There is an increasingly perceptible gap between our need for social transformation and America’s insistence on stability, between our impatience for change and American’s obsession with order, our move towards revolution and America’s belief in the plausibility of achieving reforms under the robber barons of the ‘third world’, our longing for absolute national sovereignty and America’s preference for pliable allies, our desires to see our national soil free of foreign occupation and America’s alleged need for military bases.
Eqbal Ahmed in a dialogue with Samuel Huntington, from No More Vietnams: War and the Future of American Policy
The streets of Pakistan may not be filled with photogenic ‘rebel types’ to fill our evening TV screens here in Europe and the USA. However, voices for change, social justice and rights are strong and largely coming from a new generation of students, activists, intellectuals and ordinary citizens. I can’t help but feel that we are saying farewell to the accommodations and compromises of our parent’s generation, and that a new Pakistani society is working its way up into the seats of power and civil society. And that it is a society that is young, educated, religiously conservative but without being fanatical and intellectually empty.
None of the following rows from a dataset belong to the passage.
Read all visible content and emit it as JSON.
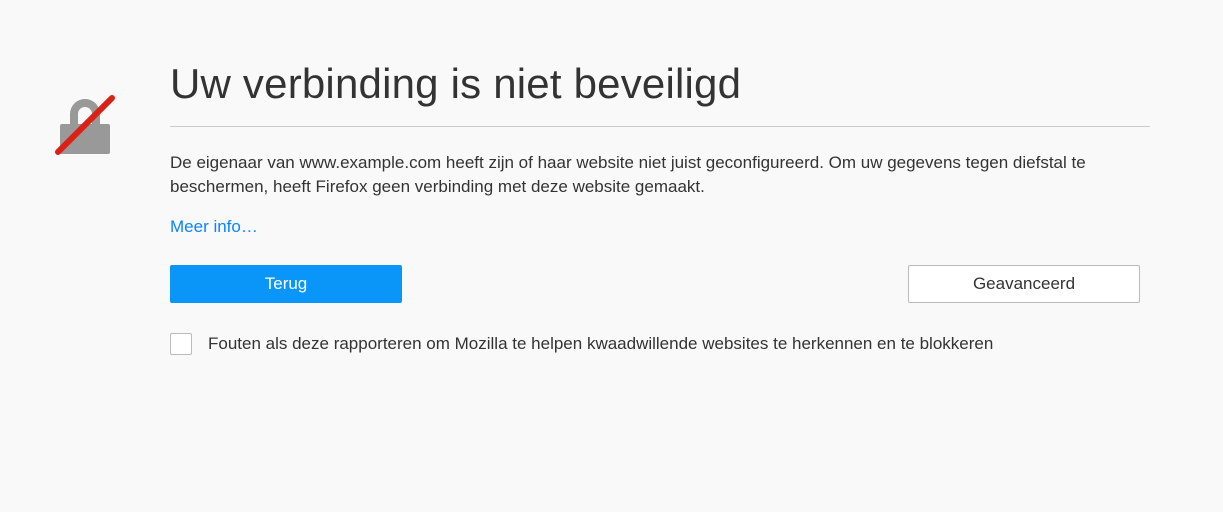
{
  "title": "Uw verbinding is niet beveiligd",
  "description": "De eigenaar van www.example.com heeft zijn of haar website niet juist geconfigureerd. Om uw gegevens tegen diefstal te beschermen, heeft Firefox geen verbinding met deze website gemaakt.",
  "more_info_label": "Meer info…",
  "back_button_label": "Terug",
  "advanced_button_label": "Geavanceerd",
  "report_checkbox_label": "Fouten als deze rapporteren om Mozilla te helpen kwaadwillende websites te herkennen en te blokkeren"
}
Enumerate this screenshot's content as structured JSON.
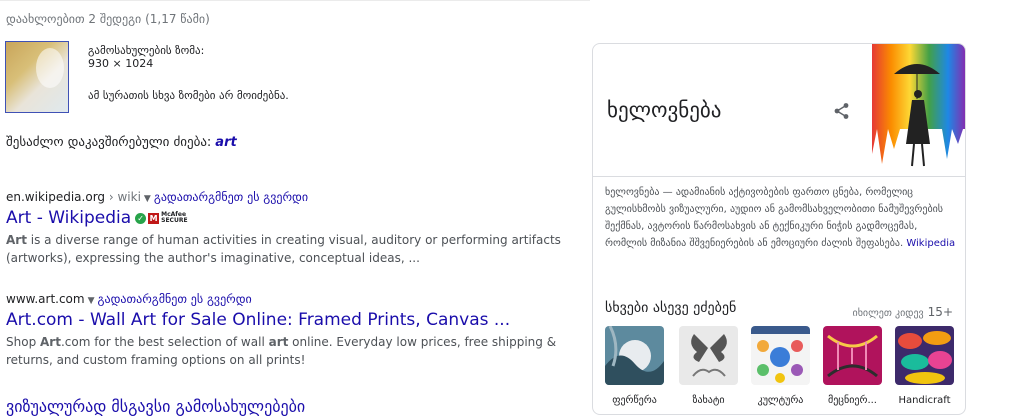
{
  "results_stats": "დაახლოებით 2 შედეგი (1,17 წამი)",
  "image_info": {
    "size_label": "გამოსახულების ზომა:",
    "size_value": "930 × 1024",
    "note": "ამ სურათის სხვა ზომები არ მოიძებნა."
  },
  "best_guess": {
    "label": "შესაძლო დაკავშირებული ძიება:",
    "query": "art"
  },
  "results": [
    {
      "site": "en.wikipedia.org",
      "path": "wiki",
      "translate": "გადათარგმნეთ ეს გვერდი",
      "title": "Art - Wikipedia",
      "badge_text_1": "McAfee",
      "badge_text_2": "SECURE",
      "snippet_bold": "Art",
      "snippet_line1": " is a diverse range of human activities in creating visual, auditory or performing artifacts",
      "snippet_line2": "(artworks), expressing the author's imaginative, conceptual ideas, ..."
    },
    {
      "site": "www.art.com",
      "translate": "გადათარგმნეთ ეს გვერდი",
      "title": "Art.com - Wall Art for Sale Online: Framed Prints, Canvas ...",
      "snippet_a": "Shop ",
      "snippet_bold1": "Art",
      "snippet_b": ".com for the best selection of wall ",
      "snippet_bold2": "art",
      "snippet_c": " online. Everyday low prices, free shipping &",
      "snippet_line2": "returns, and custom framing options on all prints!"
    }
  ],
  "similar_images": "ვიზუალურად მსგავსი გამოსახულებები",
  "knowledge_panel": {
    "title": "ხელოვნება",
    "description": "ხელოვნება — ადამიანის აქტივობების ფართო ცნება, რომელიც გულისხმობს ვიზუალური, აუდიო ან გამომსახველობითი ნამუშევრების შექმნას, ავტორის წარმოსახვის ან ტექნიკური ნიჭის გადმოცემას, რომლის მიზანია შშვენიერების ან ემოციური ძალის შეფასება.",
    "source": "Wikipedia",
    "also_search": "სხვები ასევე ეძებენ",
    "view_more": "იხილეთ კიდევ",
    "more_count": "15+",
    "tiles": [
      {
        "label": "ფერწერა",
        "icon": "painting-thumbnail"
      },
      {
        "label": "ზახატი",
        "icon": "butterfly-thumbnail"
      },
      {
        "label": "კულტურა",
        "icon": "culture-thumbnail"
      },
      {
        "label": "მეცნიერ...",
        "icon": "dna-thumbnail"
      },
      {
        "label": "Handicraft",
        "icon": "handicraft-thumbnail"
      }
    ]
  },
  "colors": {
    "link": "#1a0dab",
    "text": "#202124",
    "muted": "#70757a"
  }
}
And as always, when it comes to nations of ‘the other world’, these changes are largely being missed by a media largely obsessed with matters of American policy and insisting on seeing Pakistan less as a diverse, complex and sovereign nation and more as a ‘vassal’ state to American state power and geopolitical priorities in South Asia.
The rock band ‘Laal’ (means the color red in Urdu) has been a musical voice for these transformations. Below is a beautiful version of one of Faiz Ahmed Faiz’s poems put to music, at a time when the citizens of Pakistan have confronted power and achieved the reinstatement of the ousted Supreme Court Justices – a landmark moment in Pakistani political, social and civic history.
This video itself captures the anger, frustration and marginalization that sits in the hearts of the ordinary Pakistani.
Faiz’s words give these feelings the immortality, dignity and the honor that they deserve.
The video has English translations for those of you who may not understand Urdu. Particularly Faiz’s magnificently musical, lyrical Urdu!